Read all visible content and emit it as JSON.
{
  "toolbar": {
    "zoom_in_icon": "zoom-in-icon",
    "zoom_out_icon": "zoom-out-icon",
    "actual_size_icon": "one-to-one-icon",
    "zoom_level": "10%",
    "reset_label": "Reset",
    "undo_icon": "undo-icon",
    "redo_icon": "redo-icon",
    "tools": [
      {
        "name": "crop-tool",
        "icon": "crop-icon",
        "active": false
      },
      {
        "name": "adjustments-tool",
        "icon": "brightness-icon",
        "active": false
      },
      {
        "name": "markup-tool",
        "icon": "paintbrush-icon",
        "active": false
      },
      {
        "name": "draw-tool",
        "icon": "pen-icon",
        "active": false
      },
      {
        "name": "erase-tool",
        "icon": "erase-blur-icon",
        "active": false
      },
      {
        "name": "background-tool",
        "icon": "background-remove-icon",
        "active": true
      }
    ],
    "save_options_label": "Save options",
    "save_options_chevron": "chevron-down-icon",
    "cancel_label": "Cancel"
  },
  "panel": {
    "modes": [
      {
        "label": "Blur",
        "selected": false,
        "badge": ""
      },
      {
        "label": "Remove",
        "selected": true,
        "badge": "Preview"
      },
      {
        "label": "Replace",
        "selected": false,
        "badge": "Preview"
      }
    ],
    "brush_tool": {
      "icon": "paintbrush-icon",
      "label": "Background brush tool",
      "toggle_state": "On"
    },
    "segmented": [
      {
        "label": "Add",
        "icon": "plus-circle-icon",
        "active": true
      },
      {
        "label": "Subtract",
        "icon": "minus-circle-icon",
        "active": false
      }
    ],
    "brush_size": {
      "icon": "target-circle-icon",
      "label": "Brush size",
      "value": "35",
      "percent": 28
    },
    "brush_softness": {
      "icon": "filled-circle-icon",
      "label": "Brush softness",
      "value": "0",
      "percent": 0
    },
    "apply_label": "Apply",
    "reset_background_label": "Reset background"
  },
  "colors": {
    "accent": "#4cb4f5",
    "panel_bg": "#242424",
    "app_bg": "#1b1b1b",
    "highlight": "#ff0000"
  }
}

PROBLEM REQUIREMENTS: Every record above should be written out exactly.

TASK RESPONSE:
Read all visible content and emit it as JSON.
{
  "toolbar": {
    "zoom_in_icon": "zoom-in-icon",
    "zoom_out_icon": "zoom-out-icon",
    "actual_size_icon": "one-to-one-icon",
    "zoom_level": "10%",
    "reset_label": "Reset",
    "undo_icon": "undo-icon",
    "redo_icon": "redo-icon",
    "tools": [
      {
        "name": "crop-tool",
        "icon": "crop-icon",
        "active": false
      },
      {
        "name": "adjustments-tool",
        "icon": "brightness-icon",
        "active": false
      },
      {
        "name": "markup-tool",
        "icon": "paintbrush-icon",
        "active": false
      },
      {
        "name": "draw-tool",
        "icon": "pen-icon",
        "active": false
      },
      {
        "name": "erase-tool",
        "icon": "erase-blur-icon",
        "active": false
      },
      {
        "name": "background-tool",
        "icon": "background-remove-icon",
        "active": true
      }
    ],
    "save_options_label": "Save options",
    "save_options_chevron": "chevron-down-icon",
    "cancel_label": "Cancel"
  },
  "panel": {
    "modes": [
      {
        "label": "Blur",
        "selected": false,
        "badge": ""
      },
      {
        "label": "Remove",
        "selected": true,
        "badge": "Preview"
      },
      {
        "label": "Replace",
        "selected": false,
        "badge": "Preview"
      }
    ],
    "brush_tool": {
      "icon": "paintbrush-icon",
      "label": "Background brush tool",
      "toggle_state": "On"
    },
    "segmented": [
      {
        "label": "Add",
        "icon": "plus-circle-icon",
        "active": true
      },
      {
        "label": "Subtract",
        "icon": "minus-circle-icon",
        "active": false
      }
    ],
    "brush_size": {
      "icon": "target-circle-icon",
      "label": "Brush size",
      "value": "35",
      "percent": 28
    },
    "brush_softness": {
      "icon": "filled-circle-icon",
      "label": "Brush softness",
      "value": "0",
      "percent": 0
    },
    "apply_label": "Apply",
    "reset_background_label": "Reset background"
  },
  "colors": {
    "accent": "#4cb4f5",
    "panel_bg": "#242424",
    "app_bg": "#1b1b1b",
    "highlight": "#ff0000"
  }
}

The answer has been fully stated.